Updated: Apr 30, 2020
The Ceylon Hut restaurant was a family favourite when growing up Adelaide. When they finally closed their doors after decades of service, they gifted their regular customers a recipe book of their most popular recipes. A gesture that has ensured the memory, taste and smell of The Ceylon Hut lives on in our lives today. On my blog you will find 7 recipes, loving transcribed from this homemade recipe book. Make sure you check them all out.
On the menu today is the Ceylon Hut Lamb Korma, one of their most popular dishes and probably the family favourite with the kids. A mild curry with lots of taste but not much heat. If you like things hot, hot, hot – feel free to up the chilli powder or alternatively add some fresh chillies to your dish on serving.

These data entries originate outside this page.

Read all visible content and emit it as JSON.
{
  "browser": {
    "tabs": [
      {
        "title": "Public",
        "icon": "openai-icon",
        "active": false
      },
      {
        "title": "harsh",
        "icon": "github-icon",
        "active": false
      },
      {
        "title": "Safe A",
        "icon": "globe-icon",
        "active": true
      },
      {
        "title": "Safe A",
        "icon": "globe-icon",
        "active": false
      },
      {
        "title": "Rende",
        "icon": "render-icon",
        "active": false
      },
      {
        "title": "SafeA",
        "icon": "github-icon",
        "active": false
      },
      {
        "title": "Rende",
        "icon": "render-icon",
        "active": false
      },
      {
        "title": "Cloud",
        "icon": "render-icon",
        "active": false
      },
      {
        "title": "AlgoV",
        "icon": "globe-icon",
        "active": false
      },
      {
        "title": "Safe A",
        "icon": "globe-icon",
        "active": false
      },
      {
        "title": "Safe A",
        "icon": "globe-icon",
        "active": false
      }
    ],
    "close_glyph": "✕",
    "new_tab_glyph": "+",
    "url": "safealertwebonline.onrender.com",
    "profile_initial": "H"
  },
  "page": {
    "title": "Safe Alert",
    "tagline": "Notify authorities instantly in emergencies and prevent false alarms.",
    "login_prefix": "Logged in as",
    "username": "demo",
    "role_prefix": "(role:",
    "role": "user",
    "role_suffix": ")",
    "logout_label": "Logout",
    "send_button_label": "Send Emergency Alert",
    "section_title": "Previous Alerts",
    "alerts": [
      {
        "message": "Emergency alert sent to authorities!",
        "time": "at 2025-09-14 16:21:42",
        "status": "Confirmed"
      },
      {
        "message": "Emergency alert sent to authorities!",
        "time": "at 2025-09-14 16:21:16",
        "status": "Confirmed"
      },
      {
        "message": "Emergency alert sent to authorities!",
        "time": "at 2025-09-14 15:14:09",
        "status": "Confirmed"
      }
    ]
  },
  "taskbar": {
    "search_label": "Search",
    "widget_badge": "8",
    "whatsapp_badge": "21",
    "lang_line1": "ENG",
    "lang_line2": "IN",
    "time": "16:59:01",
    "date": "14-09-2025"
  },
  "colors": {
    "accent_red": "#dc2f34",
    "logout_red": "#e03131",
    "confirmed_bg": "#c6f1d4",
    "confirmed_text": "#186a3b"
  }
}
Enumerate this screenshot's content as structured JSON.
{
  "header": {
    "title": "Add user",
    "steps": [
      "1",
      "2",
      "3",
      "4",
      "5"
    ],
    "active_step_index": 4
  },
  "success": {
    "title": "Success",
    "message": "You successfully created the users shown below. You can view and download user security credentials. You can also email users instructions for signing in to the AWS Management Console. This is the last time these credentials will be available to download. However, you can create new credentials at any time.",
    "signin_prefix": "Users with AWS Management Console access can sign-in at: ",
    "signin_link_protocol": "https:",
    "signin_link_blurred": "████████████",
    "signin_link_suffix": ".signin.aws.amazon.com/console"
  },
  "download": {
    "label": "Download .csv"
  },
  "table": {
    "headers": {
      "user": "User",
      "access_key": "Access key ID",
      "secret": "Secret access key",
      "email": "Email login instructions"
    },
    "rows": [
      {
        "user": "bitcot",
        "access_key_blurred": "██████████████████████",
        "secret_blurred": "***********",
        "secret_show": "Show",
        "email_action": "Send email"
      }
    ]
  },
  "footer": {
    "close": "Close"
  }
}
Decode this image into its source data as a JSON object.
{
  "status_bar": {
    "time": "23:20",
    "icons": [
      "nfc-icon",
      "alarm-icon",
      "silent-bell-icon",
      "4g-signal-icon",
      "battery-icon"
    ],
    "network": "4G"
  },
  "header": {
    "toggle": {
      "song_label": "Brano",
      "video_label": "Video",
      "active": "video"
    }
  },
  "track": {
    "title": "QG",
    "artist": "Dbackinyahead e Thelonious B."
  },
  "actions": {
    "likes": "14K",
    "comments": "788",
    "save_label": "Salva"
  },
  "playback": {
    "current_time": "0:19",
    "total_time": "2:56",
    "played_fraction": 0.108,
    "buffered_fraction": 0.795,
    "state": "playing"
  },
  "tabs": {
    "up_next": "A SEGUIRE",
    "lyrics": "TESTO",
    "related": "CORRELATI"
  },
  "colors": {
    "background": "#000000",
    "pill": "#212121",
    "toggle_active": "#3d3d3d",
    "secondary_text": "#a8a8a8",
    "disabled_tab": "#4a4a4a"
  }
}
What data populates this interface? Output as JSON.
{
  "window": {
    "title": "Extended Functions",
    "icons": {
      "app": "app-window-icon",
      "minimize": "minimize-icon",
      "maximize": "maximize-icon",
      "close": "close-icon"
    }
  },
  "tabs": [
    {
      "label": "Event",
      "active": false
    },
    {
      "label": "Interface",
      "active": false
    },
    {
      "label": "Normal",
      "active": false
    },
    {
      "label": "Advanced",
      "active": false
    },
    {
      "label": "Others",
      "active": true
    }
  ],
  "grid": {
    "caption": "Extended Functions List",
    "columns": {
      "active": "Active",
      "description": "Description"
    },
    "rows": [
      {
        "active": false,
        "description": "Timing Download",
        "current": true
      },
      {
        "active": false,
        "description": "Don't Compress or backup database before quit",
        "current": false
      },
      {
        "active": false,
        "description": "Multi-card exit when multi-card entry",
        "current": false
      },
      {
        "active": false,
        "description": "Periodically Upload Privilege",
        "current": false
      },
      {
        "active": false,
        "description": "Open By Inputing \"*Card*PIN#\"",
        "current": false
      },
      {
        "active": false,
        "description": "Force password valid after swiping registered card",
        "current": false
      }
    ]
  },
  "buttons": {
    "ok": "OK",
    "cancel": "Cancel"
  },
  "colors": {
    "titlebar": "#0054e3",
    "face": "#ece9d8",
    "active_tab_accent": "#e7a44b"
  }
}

1/4 cup oil 1 large onion, sliced 1 large tomato, sliced 1/4 cup parsley, chopped 1 tbs fresh ginger 1 tsp fresh garlic 1 stick dried lemongrass 1 stick dried pandan leaves 4 whole cloves, smashed 1 tsp fenugreek seeds 1 kg lamb, diced 3 tbs Ceylon Hut Curry Powder 1 tsp chilli powder Juice of one lemon 1/2 cup tomato paste 1 cup water 4 beef stock cubes 400ml coconut milk 1 cup plain yoghurt 8 cardamom pods, smashed 1/2 tsp poppy seeds salt to taste
In a large saucepan, heat oil, fry onion, tomato, parsley, ginger, garlic, lemongrass, pandan leaves, cloves and fenugreek seeds until the fenugreek seeds begin to pop.
Add the lamb and fry quickly to coat the meat, stirring often.
Add curry powder, chilli powder, lemon juice and tomato paste to the mixture, stirring well.
Finally add water, stock cubes, coconut milk, yoghurt, cardamom pods, poppy seeds and salt to taste. Simmer over low heat for at least 45 minutes, stirring regularly.
Serves 4 Keeps well in the refrigerator for up to 3 days.
A note from Gracious Goodness :
Although the ingredient list looks extensive, all the spices are easily and cheaply found at an indian grocer, often in generous packet sizes. I would highly recommend that you wait till you can visit an indian grocer before purchasing the spices otherwise you will spend a fortune at the supermarket on small quantities. Once you have the spices, it is quick and easy to whip up all manner of indian dishes that will rival your local indian take away.
I generally use cheaper, casserole cuts of lamb for this recipe and transfer the mix into a slow cooker after frying off the lamb. Just make sure that the meat isn’t too fatty as there is no opportunity to skim off the fat during cooking. The recipe is easy to complete in the slow cooker from this point. The low heat of the slow cooker ensures that the coconut milk and yoghurt don’t split, which can happen if the heat is left too high during the simmer stage. If using a slow cooker you will generally cook on low for 4-6 hours. You may wish to reduce the amount of water added to the sauce or alternatively thicken the sauce slightly at the end of the recipe as the liquid hasn’t had the opportunity to evaporate in the slow cooker. This can be achieved simply by leaving the lid off for the last hour of cooking (you may need to increase the heat depending on your slow cooker to maintain temperature) and enjoy the aroma drifting through your home whilst it thickens naturally.
I hope you enjoy.